I took on other important tasks. I volunteered to offer opinions, speak words of encouragement and watch for results. Sometimes, my jobs required that I venture out during the cool of the evening, and once or twice, I even got my feet wet in the early morning dew. Afterall, teamwork is key to success.

Many proverbs suggest a link between sowing and reaping, so we took care to sow exactly what we wanted. I helped develop a list of native wildflowers that bloomed in diverse, bold colors at various times throughout the entire growing season. I suggested a source for a seed mix that seemed to contain a suitable blend.

We had doubts that we’d planted soon enough for the promised spring and early summer flowers, but we looked forward to the rest. Wild bergamot, coneflowers, milkweed and blazing star were among the expected midsummer plants. Goldenrod and asters were among the later bloomers.

My husband diligently followed the planting instructions that came with the seeds. I know he did because I watched. And waited. It wasn’t long before little plants began to emerge. The instructions suggested we’d get the best results if we removed unwanted weeds.

That’s where the trouble began. When little plants first sprout, they don’t bring with them the handy identification tags used so helpfully in botanical gardens.
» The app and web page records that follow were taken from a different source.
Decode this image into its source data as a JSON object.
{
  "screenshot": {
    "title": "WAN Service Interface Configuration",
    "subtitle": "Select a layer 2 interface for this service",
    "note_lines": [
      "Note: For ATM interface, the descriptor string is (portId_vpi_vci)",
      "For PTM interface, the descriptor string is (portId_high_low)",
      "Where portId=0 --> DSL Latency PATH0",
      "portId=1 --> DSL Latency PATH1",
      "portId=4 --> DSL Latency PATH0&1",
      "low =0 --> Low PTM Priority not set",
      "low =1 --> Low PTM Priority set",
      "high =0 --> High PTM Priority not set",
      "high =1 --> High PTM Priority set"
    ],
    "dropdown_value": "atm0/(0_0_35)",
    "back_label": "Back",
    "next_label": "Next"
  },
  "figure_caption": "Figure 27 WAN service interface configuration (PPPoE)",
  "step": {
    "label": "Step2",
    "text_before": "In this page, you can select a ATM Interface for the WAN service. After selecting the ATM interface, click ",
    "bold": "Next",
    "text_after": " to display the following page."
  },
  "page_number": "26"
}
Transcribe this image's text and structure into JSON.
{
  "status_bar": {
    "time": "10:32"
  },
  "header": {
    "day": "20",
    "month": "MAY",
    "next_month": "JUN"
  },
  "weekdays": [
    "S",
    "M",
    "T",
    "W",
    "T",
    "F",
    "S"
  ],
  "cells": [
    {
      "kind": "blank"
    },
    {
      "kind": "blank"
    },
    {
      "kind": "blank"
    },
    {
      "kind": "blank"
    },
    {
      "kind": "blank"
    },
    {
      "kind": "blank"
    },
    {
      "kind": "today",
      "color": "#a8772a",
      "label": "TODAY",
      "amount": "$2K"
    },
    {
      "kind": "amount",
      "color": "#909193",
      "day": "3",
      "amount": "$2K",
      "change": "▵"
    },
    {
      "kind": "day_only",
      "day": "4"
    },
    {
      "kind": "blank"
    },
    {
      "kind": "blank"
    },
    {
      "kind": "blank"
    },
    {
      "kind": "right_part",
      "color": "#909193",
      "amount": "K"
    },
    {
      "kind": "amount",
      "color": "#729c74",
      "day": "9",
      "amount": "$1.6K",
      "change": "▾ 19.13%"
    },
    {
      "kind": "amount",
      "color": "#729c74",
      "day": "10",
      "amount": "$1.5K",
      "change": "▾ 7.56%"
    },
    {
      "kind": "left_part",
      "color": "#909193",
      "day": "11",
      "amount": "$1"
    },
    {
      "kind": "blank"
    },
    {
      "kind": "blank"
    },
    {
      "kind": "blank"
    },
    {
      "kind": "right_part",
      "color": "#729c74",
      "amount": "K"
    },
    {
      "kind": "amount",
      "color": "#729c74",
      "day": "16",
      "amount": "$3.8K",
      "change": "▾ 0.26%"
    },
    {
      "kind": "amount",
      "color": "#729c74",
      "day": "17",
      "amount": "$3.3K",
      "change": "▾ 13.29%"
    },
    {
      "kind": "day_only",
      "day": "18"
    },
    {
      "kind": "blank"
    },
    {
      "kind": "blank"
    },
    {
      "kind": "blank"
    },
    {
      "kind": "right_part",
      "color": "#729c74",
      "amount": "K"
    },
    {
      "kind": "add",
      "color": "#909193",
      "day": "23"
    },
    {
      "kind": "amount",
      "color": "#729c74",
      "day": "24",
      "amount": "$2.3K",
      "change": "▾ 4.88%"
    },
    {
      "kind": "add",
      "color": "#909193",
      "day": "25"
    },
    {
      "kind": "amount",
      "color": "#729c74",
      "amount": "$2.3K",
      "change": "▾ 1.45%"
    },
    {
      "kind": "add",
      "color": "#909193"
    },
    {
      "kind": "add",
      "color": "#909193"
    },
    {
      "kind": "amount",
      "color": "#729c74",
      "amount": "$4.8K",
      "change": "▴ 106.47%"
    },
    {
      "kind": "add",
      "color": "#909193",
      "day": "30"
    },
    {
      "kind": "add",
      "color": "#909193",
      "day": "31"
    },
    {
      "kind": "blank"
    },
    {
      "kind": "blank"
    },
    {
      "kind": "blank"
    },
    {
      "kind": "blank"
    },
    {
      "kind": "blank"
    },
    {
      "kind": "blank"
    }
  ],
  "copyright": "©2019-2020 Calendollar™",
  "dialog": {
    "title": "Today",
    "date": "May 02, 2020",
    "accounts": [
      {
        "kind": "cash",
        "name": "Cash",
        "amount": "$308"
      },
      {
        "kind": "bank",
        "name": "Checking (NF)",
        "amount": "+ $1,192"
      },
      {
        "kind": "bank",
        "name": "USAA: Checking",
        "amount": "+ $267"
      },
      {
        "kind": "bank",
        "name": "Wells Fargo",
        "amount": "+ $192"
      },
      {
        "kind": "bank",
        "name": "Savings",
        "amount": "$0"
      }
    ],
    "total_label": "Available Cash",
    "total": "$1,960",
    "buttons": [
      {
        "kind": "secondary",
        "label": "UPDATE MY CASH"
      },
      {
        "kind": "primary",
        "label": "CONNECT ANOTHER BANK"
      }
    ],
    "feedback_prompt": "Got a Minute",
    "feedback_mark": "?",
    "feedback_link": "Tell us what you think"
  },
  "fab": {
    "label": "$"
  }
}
We had hundreds of square feet of various shapes and shades of green sprouts. They poked through the dirt as slim stalks, rounded lobes and pairs or quartets of blades.

“Which ones are the weeds?” my husband asked.

My opinion was being sought, and I had no basis for offering one. I tried several phone apps that let you upload a picture of a plant so that it can be identified. The responses were versions of the same answer: “We can’t tell what this is. Here’s a list of things that it could be.” The lists were long, varied and differed among the apps. The lists did not contain suggestions that overlapped with the seeds we’d planted.

Differentiating among plants apparently relies on clues such as details regarding stalk formation, the pattern formed by mature leaves and whether they have such structures as hairs or serrated edges and what sorts of flowers appear and when. Our baby plants needed to grow bigger, much bigger, before we could call them by name.

And grow they did. Abundantly and lushly. I tried again to learn their names, but by mid-summer, I’d had just one success. Ragweed. Not something we’d planted on purpose. Once we recognized it, my husband diligently pulled it out. By fall’s official arrival, we had only one plant with a flower. A single butterfly made a visit.

What we learned from this experiment is that if you sow something without knowing what it will look like when it emerges, there’s no practical way to cultivate it or protect it from aggressive competitors. Right now, we’re harvesting an abundant crop of miscellaneous grasses, mystery vines and assorted other plants that my phone apps still refuse to identify.

I’m eager to try again next spring. I’ve offered a new opinion that we should start with plants that come with labels. My husband is checking his supply of sunscreen. I’m lucky he’s such a willing partner. We make a great team.

KAREN BELLENIR has been writing for The Farmville Herald since 2009. Her book, Happy to Be Here: A Transplant Takes Root in Farmville, Virginia features a compilation of her columns. It is available from PierPress.com. You can contact Karen at kbellenir@PierPress.com.